Investigation on the histopathological effects of thyroidectomy on the seminiferous tubules of immature and adult rats

Oncu M., KAVAKLI D., GÖKÇİMEN A., Gulle K., Orhan H., KARAÖZ E.

UROLOGIA INTERNATIONALIS, vol.73, no.1, pp.59-64, 2004 (SCI-Expanded) identifier identifier identifier

  • Publication Type: Article / Article
  • Volume: 73 Issue: 1
  • Publication Date: 2004
  • Doi Number: 10.1159/000078806
  • Journal Indexes: Science Citation Index Expanded (SCI-EXPANDED), Scopus
  • Page Numbers: pp.59-64
  • Süleyman Demirel University Affiliated: Yes

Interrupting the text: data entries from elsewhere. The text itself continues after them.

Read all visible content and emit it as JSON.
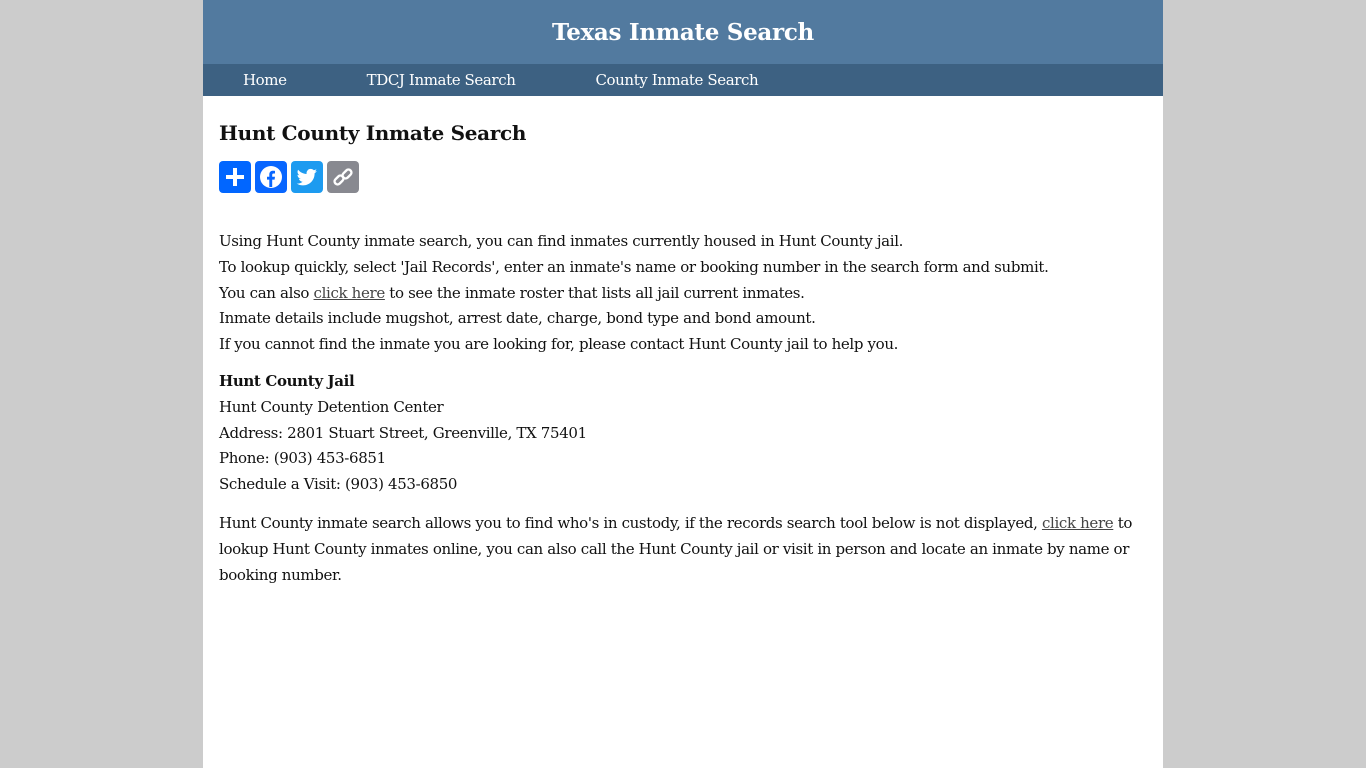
{
  "site": {
    "title": "Texas Inmate Search",
    "nav": [
      "Home",
      "TDCJ Inmate Search",
      "County Inmate Search"
    ]
  },
  "page": {
    "heading": "Hunt County Inmate Search",
    "share_buttons": [
      {
        "name": "share-add",
        "icon": "plus-icon",
        "color": "#0166ff"
      },
      {
        "name": "share-facebook",
        "icon": "facebook-icon",
        "color": "#0866ff"
      },
      {
        "name": "share-twitter",
        "icon": "twitter-icon",
        "color": "#1d9bf0"
      },
      {
        "name": "share-copy-link",
        "icon": "link-icon",
        "color": "#888990"
      }
    ],
    "intro": {
      "line1": "Using Hunt County inmate search, you can find inmates currently housed in Hunt County jail.",
      "line2": "To lookup quickly, select 'Jail Records', enter an inmate's name or booking number in the search form and submit.",
      "line3_before": "You can also ",
      "line3_link": "click here",
      "line3_after": " to see the inmate roster that lists all jail current inmates.",
      "line4": "Inmate details include mugshot, arrest date, charge, bond type and bond amount.",
      "line5": "If you cannot find the inmate you are looking for, please contact Hunt County jail to help you."
    },
    "jail": {
      "title": "Hunt County Jail",
      "facility": "Hunt County Detention Center",
      "address": "Address: 2801 Stuart Street, Greenville, TX 75401",
      "phone": "Phone: (903) 453-6851",
      "visit": "Schedule a Visit: (903) 453-6850"
    },
    "outro": {
      "before": "Hunt County inmate search allows you to find who's in custody, if the records search tool below is not displayed, ",
      "link": "click here",
      "after": " to lookup Hunt County inmates online, you can also call the Hunt County jail or visit in person and locate an inmate by name or booking number."
    }
  }
}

Introduction: This study aimed to investigate the histopathological effects of thyroidectomy on both immature and adult rat testes. Materials and Methods: Male albino Wistar rats, 4 weeks old and weighing between 45 and 55 g, were used for this study. The experimental groups were as follows: 2-week control group (group I); 2-week thyroidectomy group (group II); 4-week control group (group III); 4-week thyroidectomy group (group IV); 6-week control group (group V), and 6-week thyroidectomy group (group VI). The control groups included both sham-operated and untreated rats. In groups II, IV and VI, total thyroidectomy was performed under ether anesthesia in all rats at 4 weeks of age. The rats were killed in the 2nd, 4th and 6th weeks, respectively, following the thyroidectomy. The testes of each animal were evaluated histologically. Results: In group II, spermatogenesis progressed to meiosis but round spermatids were found to be decreased and pachytene spermatocytes were observed to be increased when compared to group I. Giant pachytene spermatocytes were seen. There were also many degenerated cells of intermediate origin in the seminiferous epithelium. In groups IV and VI, spermatogonia and primary spermatocytes were normal in appearance, but there was widespread degeneration of the other spermatogenic cells. In addition, some closed lumina covered by degenerated and dead cells were observed. In group II, the mean outer diameter, luminal diameter and area occupied by seminiferous epithelium decreased by 19.74, 32.18, and 28.12%, respectively. In group IV, these data decreased by 23.9, 16.52, and 48.5%, respectively, and in group VI, by 21.10, 19.76 and 40.29%, respectively, when compared with the control groups. These data were statistically significant (p < 0.001). Conclusions: Thyroid hormones could have a marked influence on the seminiferous tubules of both immature and adult rats, and their permanent lack results in a depression in seminiferous tubule growth as shown by the reduced outer and luminal diameters and area occupied by the seminiferous epithelium, which could give rise to degenerative changes in the spermatogenic cells of thyroidectomized rats. In addition, all these changes could also result from both the inability of Sertoli cells to support spermatogenic cells and the diminished levels of GH and FSH. Copyright (C) 2004 S. Karger AG, Basel.